centre complex is still a major activity of the city. Johannes Gutenberg,
who lived in Mainz, invented the first printing press with moveable metal
letters in the mid 1400s. The city fathers of Frankfurt moved quickly
to capitalize on this invention in Mainz which was geographically quite
close to their city, and they started the first book fair. The Frankfurt
Book Fair was held annually right up to the mid 17th century, and during
this period it was the main centre for publishers to market their books.
For the next 200 years, Leipzig became the centre of the book trading
The convention centre is situated on a large area of land in Frankfurt. Many large pavilions are crowded with the displays of the booksellers. Each pavilion has a special theme - for example, medical publications, digital publishing, audiovisual publishing, special publications from individual countries, etc. The first display of digital publications was opened in 1992.
The convention centre is virtually a city within a city. It has its own bank, underground railway station and bus stations, and visitors are transported from one pavilion to another by small mini buses. In the open spaces between the pavilions, numerous outdoor stalls sell a vast array of goods, including vintage and antique books and handicrafts of all descriptions.
The Book Fair is held during the second week in October and is open to the public on the last three days. The first days are closed, so that publishers and other professionals working in the industry have an opportunity to conduct their business without distraction. In 2002, there were 850 exhibitors from sixty countries with 18,000 titles in fifty-three languages, as well as 265,679 visitors to the fair. In 2003, there were even more publishers and many more visitors. Surveys of publishers indicate that the main reason for attending the fair is to make and extend contacts, and to trade in rights and licences. The surveys report success rates in these endeavours to be over 70%. In 2003, 11,325 journalists from ninety-four countries came to report on activities at the Book Fair. Exhibition space is at a premium and bigger companies like Elsevier, Time Warner etc. would pay about $500,000 for their space.
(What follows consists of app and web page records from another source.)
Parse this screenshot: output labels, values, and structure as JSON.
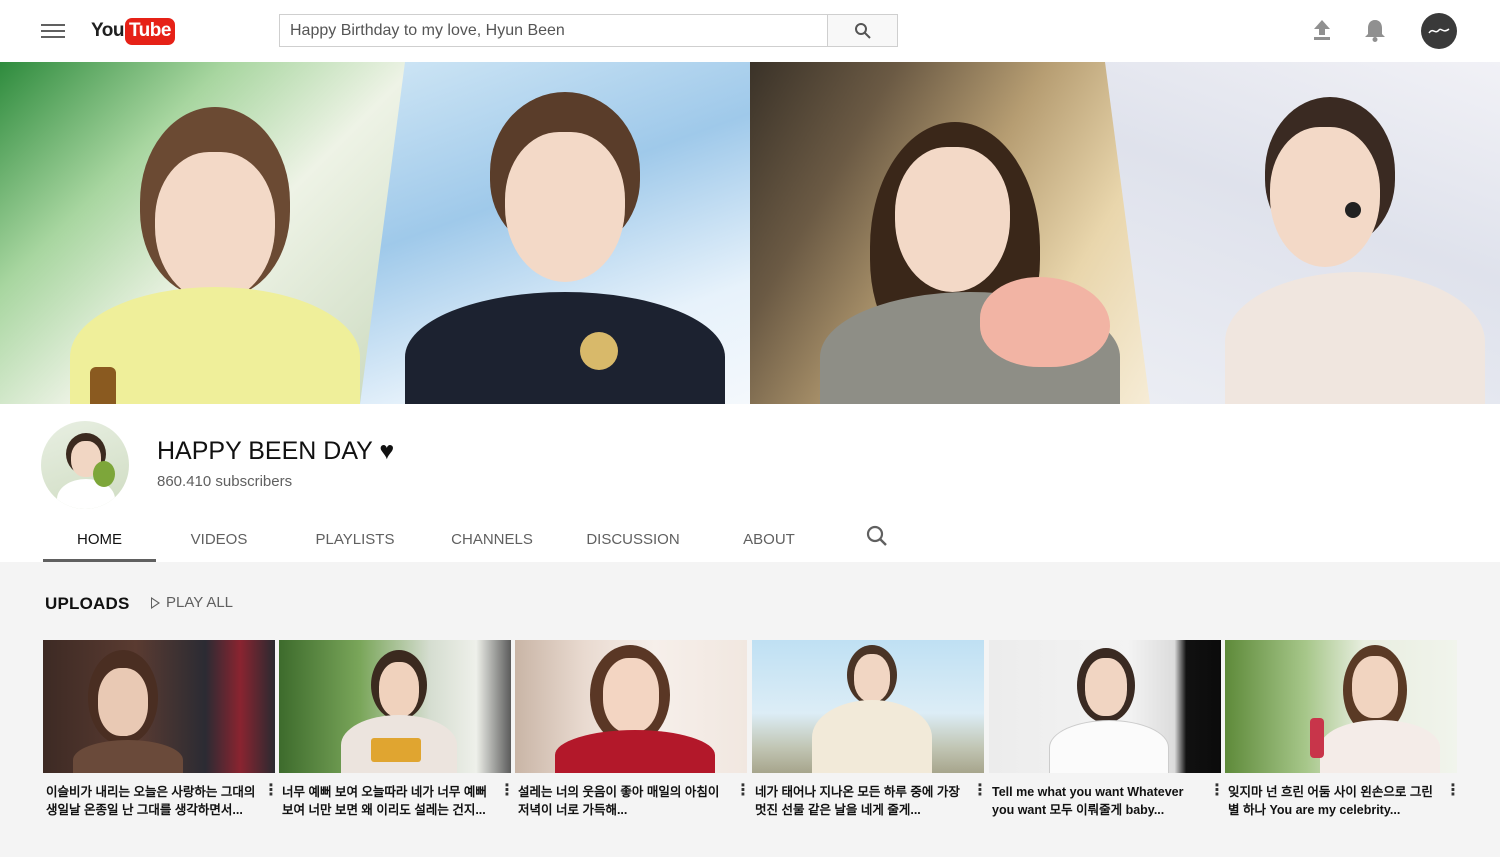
{
  "header": {
    "logo_you": "You",
    "logo_tube": "Tube",
    "search_value": "Happy Birthday to my love, Hyun Been",
    "icons": [
      "menu-icon",
      "search-icon",
      "upload-icon",
      "bell-icon",
      "account-avatar"
    ]
  },
  "channel": {
    "title": "HAPPY BEEN DAY ♥",
    "subscribers": "860.410 subscribers"
  },
  "tabs": [
    {
      "label": "HOME",
      "active": true
    },
    {
      "label": "VIDEOS",
      "active": false
    },
    {
      "label": "PLAYLISTS",
      "active": false
    },
    {
      "label": "CHANNELS",
      "active": false
    },
    {
      "label": "DISCUSSION",
      "active": false
    },
    {
      "label": "ABOUT",
      "active": false
    }
  ],
  "uploads": {
    "title": "UPLOADS",
    "play_all": "PLAY ALL",
    "videos": [
      {
        "title": "이슬비가 내리는 오늘은 사랑하는 그대의 생일날 온종일 난 그대를 생각하면서..."
      },
      {
        "title": "너무 예뻐 보여 오늘따라 네가 너무 예뻐 보여 너만 보면 왜 이리도 설레는 건지..."
      },
      {
        "title": "설레는 너의 웃음이 좋아 매일의 아침이 저녁이 너로 가득해..."
      },
      {
        "title": "네가 태어나 지나온 모든 하루 중에 가장 멋진 선물 같은 날을 네게 줄게..."
      },
      {
        "title": "Tell me what you want Whatever you want 모두 이뤄줄게 baby..."
      },
      {
        "title": "잊지마 넌 흐린 어둠 사이 왼손으로 그린 별 하나 You are my celebrity..."
      }
    ]
  },
  "colors": {
    "youtube_red": "#e62117",
    "text_primary": "#111111",
    "text_secondary": "#606060",
    "section_bg": "#f4f4f4"
  }
}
Medical books take fifth place in the top ten specialist fields in the Frankfurt Rights Catalogue. Education is seventh and Children’s Books are ninth in this list. In whatever terms it is measured, this is a very big enterprise. The hotels, public transport, city tours and local tours are crowded with publishers and others visiting Frankfurt for the Book Fair. Hotels double their prices for the week of the fair.
The pavilions themselves were a hive of activity and many of the displays were extremely colourful, particularly those dealing with publication of children’s books. Bloomsbury Press had a display of Harry Potter books, and children and adults were eagerly perusing some of them. One young fan was wearing Harry Potter type glasses. Springer had a very large display with books arranged by topics. There was also a special desk for negotiation of rights and licences. Blackwell had a big display. I noted a posthumous publication on Liver Disease by Sheila Sherlock. Her first edition was published in the late 1950s. I remember one of my undergraduate clinical teachers being excited by the copy he had just bought. Elsevier had a large stand where they were exhibiting their most recently published books.
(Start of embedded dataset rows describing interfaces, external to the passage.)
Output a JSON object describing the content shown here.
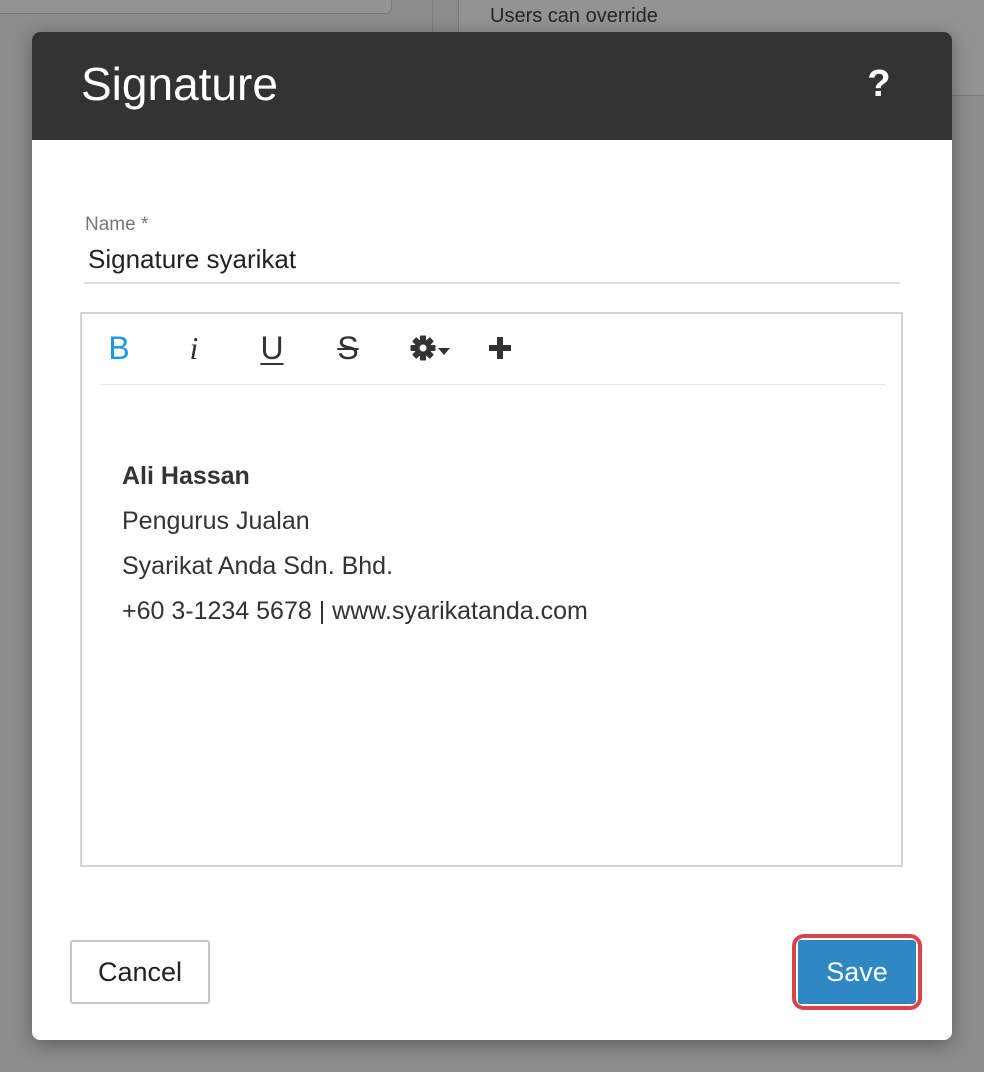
{
  "background": {
    "override_text": "Users can override"
  },
  "modal": {
    "title": "Signature",
    "help_label": "?"
  },
  "form": {
    "name_label": "Name *",
    "name_value": "Signature syarikat"
  },
  "toolbar": {
    "bold": "B",
    "italic": "i",
    "underline": "U",
    "strikethrough": "S",
    "settings_icon": "gear-icon",
    "add_icon": "plus-icon",
    "accent_color": "#1a9be0"
  },
  "editor": {
    "lines": [
      "Ali Hassan",
      "Pengurus Jualan",
      "Syarikat Anda Sdn. Bhd.",
      "+60 3-1234 5678 | www.syarikatanda.com"
    ]
  },
  "footer": {
    "cancel_label": "Cancel",
    "save_label": "Save",
    "save_color": "#2f87c4",
    "highlight_color": "#d9434b"
  }
}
I photographed a small selection of Australian authors. Time Warner and
W.H.O. had big displays. Larger publishers had special areas for entertaining
customers. Smaller publishers utilised the take-away food outlets which
were strategically placed throughout the exhibition halls. The providers
of food charged one euro deposit for each cup, glass, plate or other utensil
that a customer used. They gave the customer a blue token which could
be cashed when the items were returned. This rather large deposit prevented
the items from disappearing too readily.
Intercontinental Congress of Pathology at Iguaçu
Falls, June 9 – 13, 2004.
XXV Congress of the International Academy of Pathology
Australian Society of Cytology Inc. 34th Annual
Scientific and Business Meeting
20th European Congress of Pathology at Parlais
des Congres, Paris, France.
WHO Classification of Skin Tumours Consensus Conference